Linda Geist
University of Missouri Extension
Phone: 573-882-9185

Photo available for this release:

CAFNR Alumni President Tony Francis leads a true farm family. The entire family is involved in the sheep and cattle operation,in addition to being active in FFA and 4-H. Members of the family are. from left, Barb, Brant, Aly, Tony and Britton.

Credit: Linda Geist, MU Cooperative Media Group

Published: Monday, March 11, 2013

PARIS, Mo. – When Britton Francis leaves home this fall for the University of Missouri’s College of Agriculture, Food and Natural Resources (CAFNR), his dad knows that he will be in good hands.

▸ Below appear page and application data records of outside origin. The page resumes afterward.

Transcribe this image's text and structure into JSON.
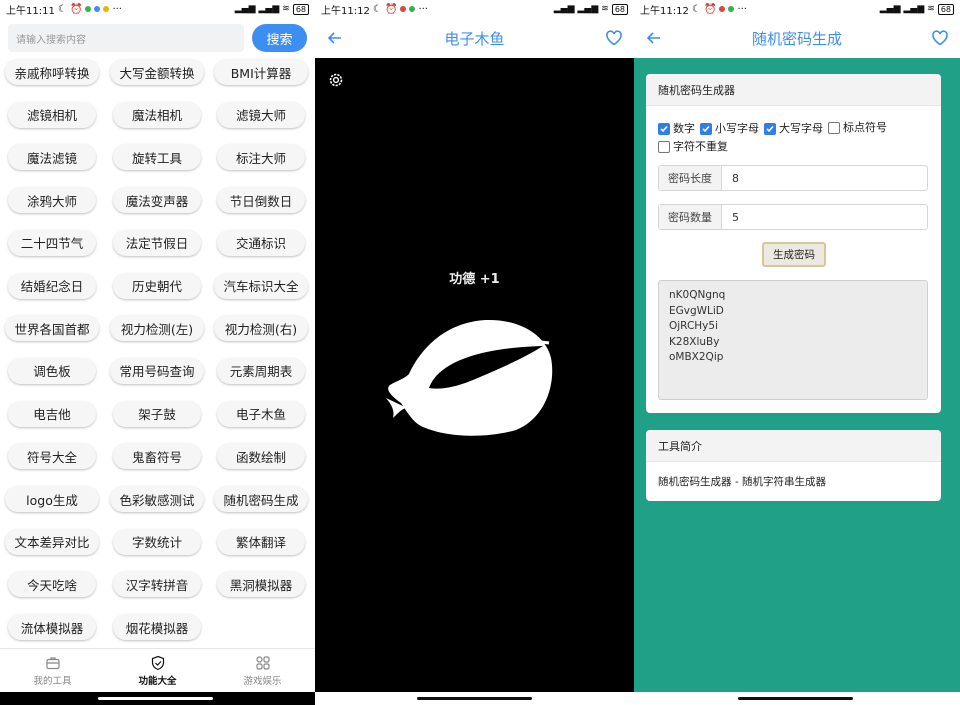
{
  "screen1": {
    "status_time": "上午11:11",
    "status_battery": "68",
    "search_placeholder": "请输入搜索内容",
    "search_button": "搜索",
    "tools": [
      "亲戚称呼转换",
      "大写金额转换",
      "BMI计算器",
      "滤镜相机",
      "魔法相机",
      "滤镜大师",
      "魔法滤镜",
      "旋转工具",
      "标注大师",
      "涂鸦大师",
      "魔法变声器",
      "节日倒数日",
      "二十四节气",
      "法定节假日",
      "交通标识",
      "结婚纪念日",
      "历史朝代",
      "汽车标识大全",
      "世界各国首都",
      "视力检测(左)",
      "视力检测(右)",
      "调色板",
      "常用号码查询",
      "元素周期表",
      "电吉他",
      "架子鼓",
      "电子木鱼",
      "符号大全",
      "鬼畜符号",
      "函数绘制",
      "logo生成",
      "色彩敏感测试",
      "随机密码生成",
      "文本差异对比",
      "字数统计",
      "繁体翻译",
      "今天吃啥",
      "汉字转拼音",
      "黑洞模拟器",
      "流体模拟器",
      "烟花模拟器"
    ],
    "tabs": [
      {
        "label": "我的工具",
        "icon": "briefcase-icon"
      },
      {
        "label": "功能大全",
        "icon": "shield-icon"
      },
      {
        "label": "游戏娱乐",
        "icon": "grid-icon"
      }
    ]
  },
  "screen2": {
    "status_time": "上午11:12",
    "status_battery": "68",
    "title": "电子木鱼",
    "merit_text": "功德 +1"
  },
  "screen3": {
    "status_time": "上午11:12",
    "status_battery": "68",
    "title": "随机密码生成",
    "card_title": "随机密码生成器",
    "options": [
      {
        "label": "数字",
        "checked": true
      },
      {
        "label": "小写字母",
        "checked": true
      },
      {
        "label": "大写字母",
        "checked": true
      },
      {
        "label": "标点符号",
        "checked": false
      },
      {
        "label": "字符不重复",
        "checked": false
      }
    ],
    "length_label": "密码长度",
    "length_value": "8",
    "count_label": "密码数量",
    "count_value": "5",
    "generate_button": "生成密码",
    "passwords": [
      "nK0QNgnq",
      "EGvgWLiD",
      "OjRCHy5i",
      "K28XluBy",
      "oMBX2Qip"
    ],
    "intro_title": "工具简介",
    "intro_text": "随机密码生成器 - 随机字符串生成器"
  },
  "colors": {
    "accent": "#3c8ef0",
    "teal": "#20a086",
    "checkbox": "#2f7fe4"
  }
}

His father, CAFNR Ag Alumni Association President Tony Francis, said the family-like atmosphere at CAFNR provided him with life-long friendships and connections. He knows it will be the same for his oldest son. “Family is family. You can’t overlook the value of a hometown farm boy going to CAFNR and knowing that he is going to be looked after by family,” Francis says.

He remembers his first rural sociology class taught by Joel Harman at MU. “Some of the people who sat in the same row with me are still my friends today,” he said.  “That’s the one thing that Jesse Hall doesn’t bill for. Those connections are your network and friends for years to come.”

Like many incoming CAFNR freshmen, Francis hailed from a small town with deep agricultural roots. The son of a third-generation Monroe County farmer, he had rarely been to the MU campus, but he grew up knowing that he would attend the land-grant university. He knew other young people who were studying agriculture at Mizzou through his service as Paris FFA chapter president and area treasurer, and they helped welcome him into the CAFNR fold when he arrived on campus.

After Francis graduated in 1989 with a degree in animal sciences, he sold animal pharmaceuticals in southern Iowa and worked for Farm Credit Services in St. Louis before returning to Monroe County, where his father worked construction and his mother was a longtime county courthouse employee.

He has served as Monroe County executive director of Farm Service Agency since 1991. Although his memberships and accomplishments would fill a bushel basket, none make him prouder than his work to help reinstitute a vocational agriculture program at the Paris High School. The program had been dormant for about a decade when Francis and community leaders led a fundraising campaign to revive it.

Although total enrollment at the high school is only 186, there are about 100 students involved in FFA, and a second teacher has been hired to serve the growing number of students, which include his sons, Britton and Brant. Francis and his wife, Barb, a graduate of MU’s College of Human Environmental Sciences, also have a 12-year-old daughter, Aly, who is a member of the Monroe County Eager Beavers 4-H Club.

The whole family is involved in the farm operation, which includes 150 ewes and 70 cows. The boys play basketball and baseball and the family enjoys attending Mizzou sporting events. Summers center around gardening, 4-H and FFA livestock shows and the Missouri State Fair. The family vehicles rarely leave home without a livestock trailer attached.

Francis has led the Ag Alumni Association as president for the past year. His term ends March 6. The 2,800-member alumni group promotes the college by recruiting and mentoring students, provides social networking and continued educational opportunities, and funds a student scholarship program that gives $2,000 annually to 25 CAFNR students.


CAFNR is the University of Missouri’s College of Agriculture, Food and Natural Resources – a collection of academic programs merging personalized teaching and advising, advanced research with global reach and extension programs with a sustained impact on Missouri’s economy. Founded in 1870, CAFNR is a research and educational leader ensuring sustainability for generations to follow. CAFNR is changing agriculture, food and natural resources – the core components of society that impact what people live, eat and how they will face tomorrow.